- WORK TASK -
For each line of the data below that includes the string "header", count one, and answer with the sum only.

(SUPPLIED DATA)

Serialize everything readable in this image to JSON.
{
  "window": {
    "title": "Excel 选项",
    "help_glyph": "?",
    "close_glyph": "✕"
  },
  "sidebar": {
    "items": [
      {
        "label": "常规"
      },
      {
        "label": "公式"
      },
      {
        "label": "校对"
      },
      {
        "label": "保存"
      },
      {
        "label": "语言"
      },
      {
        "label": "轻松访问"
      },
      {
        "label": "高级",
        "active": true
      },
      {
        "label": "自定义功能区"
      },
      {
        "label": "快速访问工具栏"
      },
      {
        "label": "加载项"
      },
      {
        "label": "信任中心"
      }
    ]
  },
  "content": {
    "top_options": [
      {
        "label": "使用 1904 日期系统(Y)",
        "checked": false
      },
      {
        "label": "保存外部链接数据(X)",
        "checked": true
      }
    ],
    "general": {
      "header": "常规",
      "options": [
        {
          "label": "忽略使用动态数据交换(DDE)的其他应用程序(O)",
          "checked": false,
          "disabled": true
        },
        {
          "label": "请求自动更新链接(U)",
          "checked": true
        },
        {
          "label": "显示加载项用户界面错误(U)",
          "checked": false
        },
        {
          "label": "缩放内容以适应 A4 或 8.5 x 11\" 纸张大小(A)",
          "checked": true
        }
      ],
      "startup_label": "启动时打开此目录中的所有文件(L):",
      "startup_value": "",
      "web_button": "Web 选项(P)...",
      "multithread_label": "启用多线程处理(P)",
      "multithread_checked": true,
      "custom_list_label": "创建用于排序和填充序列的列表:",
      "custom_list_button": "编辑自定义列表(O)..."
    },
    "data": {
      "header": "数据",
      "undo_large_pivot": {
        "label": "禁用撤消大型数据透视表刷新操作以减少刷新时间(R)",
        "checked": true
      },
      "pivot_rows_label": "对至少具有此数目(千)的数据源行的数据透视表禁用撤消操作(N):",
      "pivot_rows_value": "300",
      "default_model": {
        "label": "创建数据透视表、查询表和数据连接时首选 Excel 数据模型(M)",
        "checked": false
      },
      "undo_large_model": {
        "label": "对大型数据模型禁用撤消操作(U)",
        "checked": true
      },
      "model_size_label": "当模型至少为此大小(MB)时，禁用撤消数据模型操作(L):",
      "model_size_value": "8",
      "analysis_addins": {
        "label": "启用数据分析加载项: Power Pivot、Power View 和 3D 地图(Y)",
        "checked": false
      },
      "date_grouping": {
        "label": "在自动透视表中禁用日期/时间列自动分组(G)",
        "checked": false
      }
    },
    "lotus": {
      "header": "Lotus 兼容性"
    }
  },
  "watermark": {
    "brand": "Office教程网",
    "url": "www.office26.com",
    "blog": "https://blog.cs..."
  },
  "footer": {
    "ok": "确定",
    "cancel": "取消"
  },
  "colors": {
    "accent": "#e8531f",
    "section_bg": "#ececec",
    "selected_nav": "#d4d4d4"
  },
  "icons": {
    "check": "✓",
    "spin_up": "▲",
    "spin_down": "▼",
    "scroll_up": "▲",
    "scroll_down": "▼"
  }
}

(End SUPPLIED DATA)

- THE COMPLETED TASK -
3